**TASK BRIEF**
Extract each line from the entries below that has the string "links" in it.
========
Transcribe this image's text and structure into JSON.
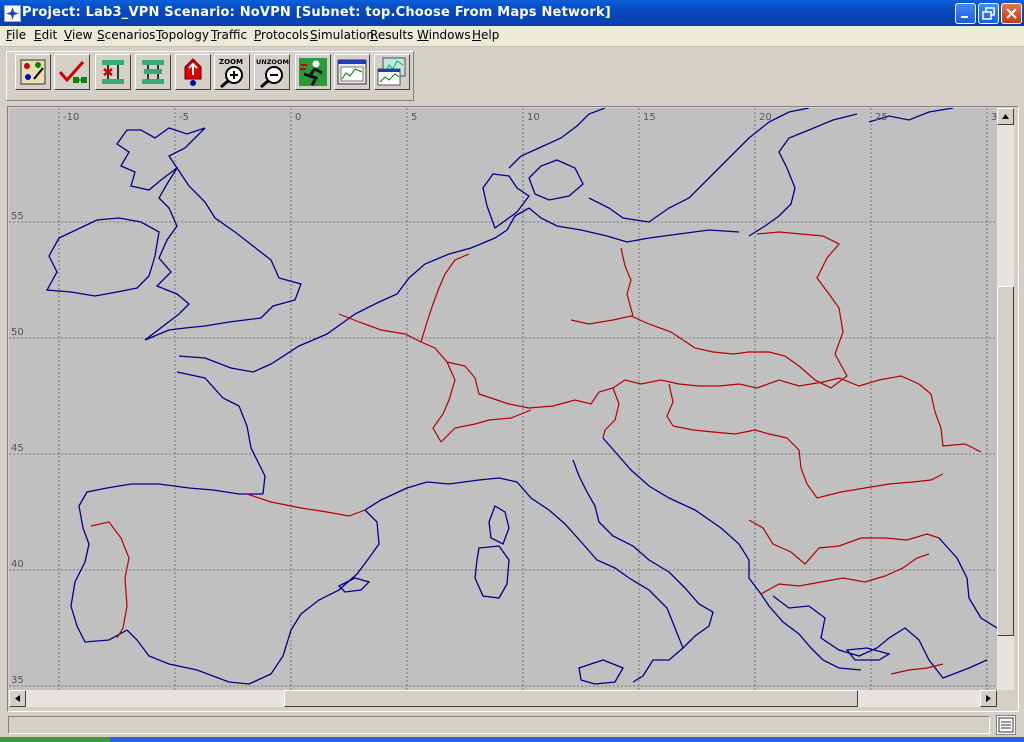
{
  "window": {
    "title": "Project: Lab3_VPN Scenario: NoVPN  [Subnet: top.Choose From Maps Network]"
  },
  "menu": {
    "items": [
      "File",
      "Edit",
      "View",
      "Scenarios",
      "Topology",
      "Traffic",
      "Protocols",
      "Simulation",
      "Results",
      "Windows",
      "Help"
    ]
  },
  "toolbar": {
    "buttons": [
      {
        "name": "open-object-palette",
        "icon": "palette-icon"
      },
      {
        "name": "check-links",
        "icon": "checkmark-links-icon"
      },
      {
        "name": "fail-link",
        "icon": "fail-link-icon"
      },
      {
        "name": "recover-link",
        "icon": "recover-link-icon"
      },
      {
        "name": "return-to-parent-subnet",
        "icon": "parent-subnet-icon"
      },
      {
        "name": "zoom",
        "icon": "zoom-in-icon",
        "label": "ZOOM"
      },
      {
        "name": "unzoom",
        "icon": "zoom-out-icon",
        "label": "UNZOOM"
      },
      {
        "name": "configure-run-simulation",
        "icon": "run-simulation-icon"
      },
      {
        "name": "view-results",
        "icon": "view-results-icon"
      },
      {
        "name": "hide-show-graphs",
        "icon": "graphs-icon"
      }
    ]
  },
  "map": {
    "longitude_labels": [
      "-10",
      "-5",
      "0",
      "5",
      "10",
      "15",
      "20",
      "25",
      "3"
    ],
    "latitude_labels": [
      "55",
      "50",
      "45",
      "40",
      "35"
    ],
    "coast_color": "#00008b",
    "border_color": "#b40000",
    "background_color": "#c0c0c0"
  },
  "colors": {
    "title_bar": "#0a4fd0",
    "chrome": "#d4d0c8"
  }
}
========
**SOLUTION TO THIS EXERCISE**
        "name": "check-links",
        "icon": "checkmark-links-icon"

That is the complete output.